Published 12:05 am Wednesday, November 11, 2015

LAPLACE — After finding out there was a financial problem with her campaign, St. John the Baptist Parish President Natalie Robottom reached out to the Louisiana Board of Ethics.

Natalie Robottom

Natalie Robottom

It was brought to Robottom’s attention Thursday afternoon that her daughter, Courtney Robottom Fos, has been illegally paid $5,312 from Robottom’s campaign chest.

According to Robottom, she had her financial treasurer contact the Louisiana Board of Ethics when they opened Friday morning.

Fos worked in Robottom’s campaign headquarters for her re-election campaign.

“When I’m at work, she runs things, organizes things, answered the phones and organizes meetings,” Robottom said. “I’m not using my office to campaign. I needed someone to run my campaign outside of my office. My daughter was paid for work performed.

“(Fos) schedules meetings and deals with payments, ads and confirms engagements. We realized that it was a possible violation, and we reimbursed my campaign. She has continued to work. She will not be paid out of the campaign.”

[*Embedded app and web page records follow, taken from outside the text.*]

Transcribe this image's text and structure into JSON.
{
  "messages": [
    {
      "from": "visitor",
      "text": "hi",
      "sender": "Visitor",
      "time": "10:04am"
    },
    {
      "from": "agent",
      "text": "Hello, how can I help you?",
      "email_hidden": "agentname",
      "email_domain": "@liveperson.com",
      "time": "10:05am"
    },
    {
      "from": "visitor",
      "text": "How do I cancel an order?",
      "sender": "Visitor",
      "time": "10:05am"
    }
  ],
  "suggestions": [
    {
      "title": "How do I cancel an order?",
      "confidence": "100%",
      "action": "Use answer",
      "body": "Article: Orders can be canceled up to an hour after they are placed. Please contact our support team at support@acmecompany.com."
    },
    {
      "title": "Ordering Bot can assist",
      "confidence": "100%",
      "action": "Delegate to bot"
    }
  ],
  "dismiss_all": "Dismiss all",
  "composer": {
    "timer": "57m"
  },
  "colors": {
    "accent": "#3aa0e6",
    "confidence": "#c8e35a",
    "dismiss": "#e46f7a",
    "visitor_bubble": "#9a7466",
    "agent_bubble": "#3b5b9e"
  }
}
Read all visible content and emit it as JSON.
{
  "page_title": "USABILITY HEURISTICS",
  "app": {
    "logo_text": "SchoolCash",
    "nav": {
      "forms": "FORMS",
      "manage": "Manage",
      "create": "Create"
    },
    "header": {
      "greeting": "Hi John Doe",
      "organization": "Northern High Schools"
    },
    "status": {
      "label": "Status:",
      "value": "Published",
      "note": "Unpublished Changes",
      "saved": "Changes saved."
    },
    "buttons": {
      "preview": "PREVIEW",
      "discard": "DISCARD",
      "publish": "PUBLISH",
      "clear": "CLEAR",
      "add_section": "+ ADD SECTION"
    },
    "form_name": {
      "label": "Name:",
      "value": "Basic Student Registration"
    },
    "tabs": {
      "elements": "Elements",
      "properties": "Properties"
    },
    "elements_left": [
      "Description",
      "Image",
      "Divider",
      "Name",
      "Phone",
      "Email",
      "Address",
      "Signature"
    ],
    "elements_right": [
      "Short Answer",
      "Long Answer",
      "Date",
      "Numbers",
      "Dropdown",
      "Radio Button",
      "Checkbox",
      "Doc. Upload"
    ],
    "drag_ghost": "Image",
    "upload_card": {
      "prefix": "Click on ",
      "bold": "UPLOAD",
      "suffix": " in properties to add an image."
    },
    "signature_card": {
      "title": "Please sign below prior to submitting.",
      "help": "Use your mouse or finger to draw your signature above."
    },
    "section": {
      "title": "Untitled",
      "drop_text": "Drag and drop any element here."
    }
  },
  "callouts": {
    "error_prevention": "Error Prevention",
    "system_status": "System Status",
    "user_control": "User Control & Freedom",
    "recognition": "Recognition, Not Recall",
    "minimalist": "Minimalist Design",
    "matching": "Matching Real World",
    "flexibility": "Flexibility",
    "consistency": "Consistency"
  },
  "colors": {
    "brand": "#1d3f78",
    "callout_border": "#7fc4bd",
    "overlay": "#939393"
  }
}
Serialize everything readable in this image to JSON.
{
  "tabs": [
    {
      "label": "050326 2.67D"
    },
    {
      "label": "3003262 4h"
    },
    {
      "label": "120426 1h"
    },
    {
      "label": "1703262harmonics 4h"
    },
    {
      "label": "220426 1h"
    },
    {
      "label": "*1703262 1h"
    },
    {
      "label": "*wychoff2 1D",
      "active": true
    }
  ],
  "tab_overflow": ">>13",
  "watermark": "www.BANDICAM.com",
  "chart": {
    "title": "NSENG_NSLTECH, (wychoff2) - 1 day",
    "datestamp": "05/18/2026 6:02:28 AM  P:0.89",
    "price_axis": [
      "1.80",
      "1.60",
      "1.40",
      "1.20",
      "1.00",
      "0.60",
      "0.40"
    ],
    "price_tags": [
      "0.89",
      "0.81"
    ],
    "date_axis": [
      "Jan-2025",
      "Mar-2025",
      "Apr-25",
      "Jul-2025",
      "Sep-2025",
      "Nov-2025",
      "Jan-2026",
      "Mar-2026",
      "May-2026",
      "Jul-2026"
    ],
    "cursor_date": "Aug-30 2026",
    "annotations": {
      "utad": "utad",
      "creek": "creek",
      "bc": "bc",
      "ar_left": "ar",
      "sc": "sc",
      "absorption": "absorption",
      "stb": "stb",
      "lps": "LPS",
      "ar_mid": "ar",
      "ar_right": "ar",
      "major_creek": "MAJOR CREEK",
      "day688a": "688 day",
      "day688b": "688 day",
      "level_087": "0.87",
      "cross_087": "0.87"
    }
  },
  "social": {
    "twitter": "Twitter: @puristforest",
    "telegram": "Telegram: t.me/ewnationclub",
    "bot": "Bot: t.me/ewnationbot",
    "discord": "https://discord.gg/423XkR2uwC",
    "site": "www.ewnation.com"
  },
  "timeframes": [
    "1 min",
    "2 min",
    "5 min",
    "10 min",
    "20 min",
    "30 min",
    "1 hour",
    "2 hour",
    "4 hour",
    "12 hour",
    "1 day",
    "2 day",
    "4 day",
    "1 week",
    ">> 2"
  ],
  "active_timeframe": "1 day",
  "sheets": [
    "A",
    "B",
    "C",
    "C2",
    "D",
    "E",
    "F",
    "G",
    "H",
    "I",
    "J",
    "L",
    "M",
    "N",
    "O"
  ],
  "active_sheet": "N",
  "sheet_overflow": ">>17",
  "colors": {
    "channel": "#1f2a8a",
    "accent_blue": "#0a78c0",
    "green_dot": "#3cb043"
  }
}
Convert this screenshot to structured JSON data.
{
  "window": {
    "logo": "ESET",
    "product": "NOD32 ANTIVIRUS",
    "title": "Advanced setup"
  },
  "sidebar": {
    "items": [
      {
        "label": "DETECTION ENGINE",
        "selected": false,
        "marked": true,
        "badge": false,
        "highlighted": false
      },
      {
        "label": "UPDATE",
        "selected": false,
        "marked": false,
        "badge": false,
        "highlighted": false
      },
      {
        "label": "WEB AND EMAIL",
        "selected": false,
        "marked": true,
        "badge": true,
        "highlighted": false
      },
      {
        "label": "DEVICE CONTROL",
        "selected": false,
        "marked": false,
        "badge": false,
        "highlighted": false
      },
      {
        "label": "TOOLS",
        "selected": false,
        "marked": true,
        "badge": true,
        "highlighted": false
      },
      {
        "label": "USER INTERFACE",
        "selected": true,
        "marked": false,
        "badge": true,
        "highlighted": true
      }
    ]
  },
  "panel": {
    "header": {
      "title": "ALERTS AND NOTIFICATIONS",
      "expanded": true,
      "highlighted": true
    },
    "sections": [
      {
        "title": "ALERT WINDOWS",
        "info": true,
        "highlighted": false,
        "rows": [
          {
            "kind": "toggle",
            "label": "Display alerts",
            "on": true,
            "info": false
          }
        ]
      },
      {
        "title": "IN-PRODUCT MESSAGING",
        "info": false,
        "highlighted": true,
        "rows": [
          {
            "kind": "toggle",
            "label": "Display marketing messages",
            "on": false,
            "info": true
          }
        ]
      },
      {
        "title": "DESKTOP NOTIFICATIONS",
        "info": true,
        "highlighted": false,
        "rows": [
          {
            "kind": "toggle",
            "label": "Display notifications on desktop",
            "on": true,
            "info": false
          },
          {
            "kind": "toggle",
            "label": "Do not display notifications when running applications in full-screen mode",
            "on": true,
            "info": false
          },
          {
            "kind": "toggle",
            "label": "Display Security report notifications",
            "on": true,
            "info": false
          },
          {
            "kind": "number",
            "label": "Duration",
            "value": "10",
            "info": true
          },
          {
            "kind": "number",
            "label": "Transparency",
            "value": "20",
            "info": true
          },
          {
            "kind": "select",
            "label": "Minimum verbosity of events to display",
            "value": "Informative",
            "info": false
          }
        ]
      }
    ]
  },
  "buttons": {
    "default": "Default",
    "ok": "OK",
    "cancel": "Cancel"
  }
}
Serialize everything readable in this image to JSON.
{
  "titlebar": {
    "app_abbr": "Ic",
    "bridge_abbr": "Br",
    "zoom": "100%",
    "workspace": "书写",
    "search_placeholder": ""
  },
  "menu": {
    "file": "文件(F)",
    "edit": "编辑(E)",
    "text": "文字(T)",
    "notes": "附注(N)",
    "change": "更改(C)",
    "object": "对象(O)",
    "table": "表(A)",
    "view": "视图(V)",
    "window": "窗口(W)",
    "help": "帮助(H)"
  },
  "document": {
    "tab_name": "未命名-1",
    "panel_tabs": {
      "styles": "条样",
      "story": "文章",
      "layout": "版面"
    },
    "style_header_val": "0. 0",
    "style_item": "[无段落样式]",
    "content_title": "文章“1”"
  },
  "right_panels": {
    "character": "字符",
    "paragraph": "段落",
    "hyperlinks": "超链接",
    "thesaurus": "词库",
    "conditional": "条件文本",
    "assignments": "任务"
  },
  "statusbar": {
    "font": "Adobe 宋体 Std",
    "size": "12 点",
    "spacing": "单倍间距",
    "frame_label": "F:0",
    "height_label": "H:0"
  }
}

Robottom said the mishap was a mistake, adding she was not familiar with the ethics guidelines. Robottom said it was nothing she was trying to hide, saying in her financial report she reported what was paid and once it was brought to her attention it was addressed.

“After reading through the guidelines, we found that what would have made it ethical would be if she had a LLC registered with the Secretary of State,” Robottom said. “If she had been registered as a business, she could have received the payments.”

Kathleen Allen of the Louisiana office of ethics administration said the issue in question is handled under Campaign Finance Law.

“Any candidate who violates this provision shall be subject to penalties provided in subsection J (of the law),” she said.

Allen said she could not comment specifically on Robottom’s case, but penalties that could be applied include an assessed fine of $5,000 or the amount of the violation, whichever is greater.

There could also be an enhancement if it is determined there was a willful violation. Allen said when her office receives a complaint, the Board can refer the matter to investigation. However, she would not comment on the St. John case.

Someone could to pursue enforcement action through charges or a lawsuit after the investigation.

Robottom said her mistake is not like the issue with former 22nd Judicial District Attorney Walter Reed, who paid his son.

“There is no similarity,” Robottom said. “Reed was indicted for criminal activities and he paid his son for work that he did not perform.”

Robottom said her mistake is not a type of federal violation.

The incumbent Parish President said the Ethics Board normally reviews complaints and if there is an issue, they will ask for more information to remedy the issue. Robottom said sometimes there are fines and sometimes there aren’t

Fos will continue to work and be paid from Robottom’s personal account.

“She works 60 hours a week on my campaign and is getting paid for 40,” Robottom said.

— By Raquel Derganz Baker